BARSKY: It's highly unlikely. This kind of grand conspiracy, if it ever is tried, usually comes out. And at this point as Director Comey said there's no evidence of any kind, and, you know --

CUOMO: Well, he didn't say that yesterday. Comey said, "I can't talk to you about this ongoing investigation."

BARSKY: But there is no evidence at this point, and these kinds of investigations because when we're talking about intelligence, there is layers and layers of deceptions. To get to the truth will take years or sometimes even decades.

CUOMO: Now, of course, the point of the investigation might be did they know about Russian interference, and if so, who knew? Should they have said something?

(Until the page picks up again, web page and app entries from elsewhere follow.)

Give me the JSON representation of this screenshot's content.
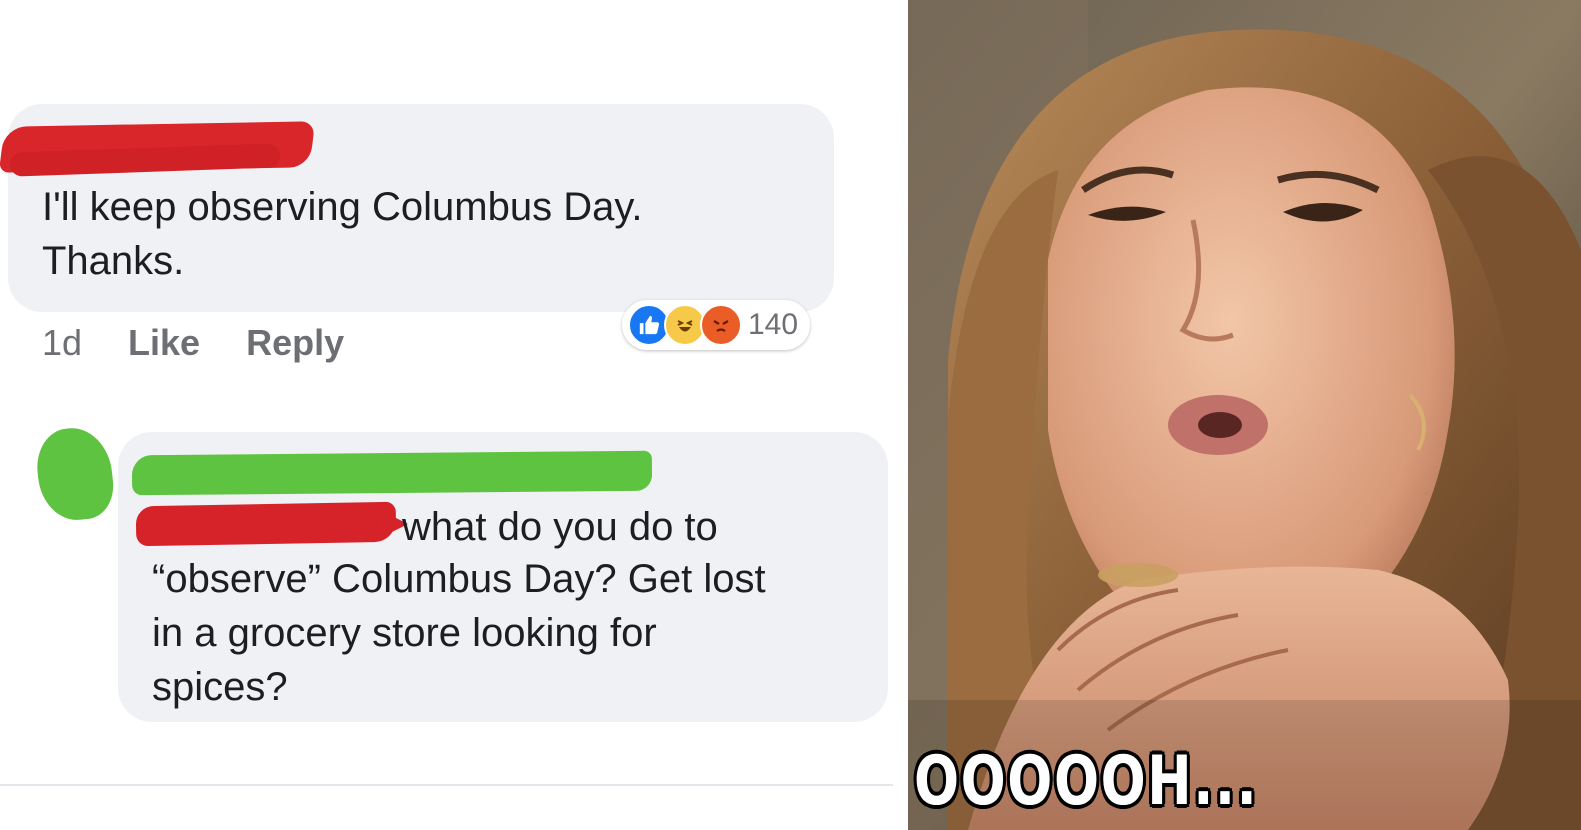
{
  "comments": [
    {
      "author_redacted": true,
      "text": "I'll keep observing Columbus Day.\nThanks.",
      "time": "1d",
      "like_label": "Like",
      "reply_label": "Reply",
      "reaction_icons": [
        "like-icon",
        "haha-icon",
        "angry-icon"
      ],
      "reaction_count": "140"
    },
    {
      "author_redacted": true,
      "mention_redacted": true,
      "text_first_line": "what do you do to",
      "text_rest": "“observe” Columbus Day? Get lost\nin a grocery store looking for\nspices?"
    }
  ],
  "image": {
    "caption": "OOOOOH..."
  },
  "colors": {
    "bubble": "#f0f1f5",
    "redaction_red": "#d9262a",
    "redaction_green": "#5ec341",
    "meta_text": "#6d6f75",
    "like_blue": "#1877f2"
  }
}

Let me ask you a last question here, though, Phil Mudd, quickly. The blow to credibility, to come out with something like that then have Sean Spicer say Manafort, you know, he was really not a big deal in the election. Flynn, oh, he was just a volunteer. Wiretapping still very real." What does that do in terms of the ability to do what you were talking about earlier, to go as the White House to the Intel Community, and have an integrity-based, you know, conversation?

MUDD: I think, quickly, that there is one issue that concerns me going forward. Remember, last year, you and I were in Orlando, Florida dealing with the Pulse Nightclub shooting. San Bernardino happened relatively recently in the world of terrorism. Going forward the next 6, 12, 18 months, the President will face a tragedy. If he comes out tweeting within an hour or two, saying, "I know ISIS did this." And we're bombing in Syria. People like me inside and outside Intel are going to say, "I would have trusted Bush; I would have trusted Obama; I don't trust this guy." I need evidence. I think he's destroying his credibility. CUOMO: Phil Mudd, thank you very much. Mr. Barsky, good to have you on the show. Appreciate you being here.

All right. There is a lot of news. What do you say? Let's get after it.